EXERCISE OBJECTIVE: Run through the data and copy out every line that mentions the word "todas".

___ INFORMATION PROVIDED ___

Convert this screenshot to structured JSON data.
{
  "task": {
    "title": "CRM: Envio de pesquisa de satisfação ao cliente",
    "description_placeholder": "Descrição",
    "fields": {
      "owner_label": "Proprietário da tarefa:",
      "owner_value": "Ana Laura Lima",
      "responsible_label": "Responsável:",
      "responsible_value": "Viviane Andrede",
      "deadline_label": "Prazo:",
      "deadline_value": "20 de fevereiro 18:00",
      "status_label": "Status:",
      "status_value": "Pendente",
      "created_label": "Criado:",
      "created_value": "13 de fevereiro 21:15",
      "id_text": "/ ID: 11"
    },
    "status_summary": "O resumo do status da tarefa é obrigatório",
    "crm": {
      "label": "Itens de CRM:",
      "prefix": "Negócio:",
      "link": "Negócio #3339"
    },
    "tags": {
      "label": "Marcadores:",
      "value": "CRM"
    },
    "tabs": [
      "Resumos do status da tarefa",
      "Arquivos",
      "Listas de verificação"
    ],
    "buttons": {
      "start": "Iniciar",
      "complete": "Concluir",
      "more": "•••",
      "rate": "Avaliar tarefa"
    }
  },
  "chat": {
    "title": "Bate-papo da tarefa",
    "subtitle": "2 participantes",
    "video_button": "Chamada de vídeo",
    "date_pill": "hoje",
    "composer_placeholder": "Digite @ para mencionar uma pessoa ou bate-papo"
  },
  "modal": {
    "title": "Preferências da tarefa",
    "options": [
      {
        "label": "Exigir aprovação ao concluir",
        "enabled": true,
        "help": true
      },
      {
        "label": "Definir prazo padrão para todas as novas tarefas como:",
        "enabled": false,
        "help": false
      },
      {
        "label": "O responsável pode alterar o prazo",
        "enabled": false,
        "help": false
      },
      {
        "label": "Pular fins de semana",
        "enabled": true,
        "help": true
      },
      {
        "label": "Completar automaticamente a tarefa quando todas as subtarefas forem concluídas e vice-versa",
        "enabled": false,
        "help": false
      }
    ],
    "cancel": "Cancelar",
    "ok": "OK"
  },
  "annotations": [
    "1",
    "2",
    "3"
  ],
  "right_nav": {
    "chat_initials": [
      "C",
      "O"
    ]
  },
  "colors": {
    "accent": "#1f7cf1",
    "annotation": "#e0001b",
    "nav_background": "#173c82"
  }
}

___

SOLUTION TO THIS EXERCISE:
        "label": "Definir prazo padrão para todas as novas tarefas como:",
        "label": "Completar automaticamente a tarefa quando todas as subtarefas forem concluídas e vice-versa",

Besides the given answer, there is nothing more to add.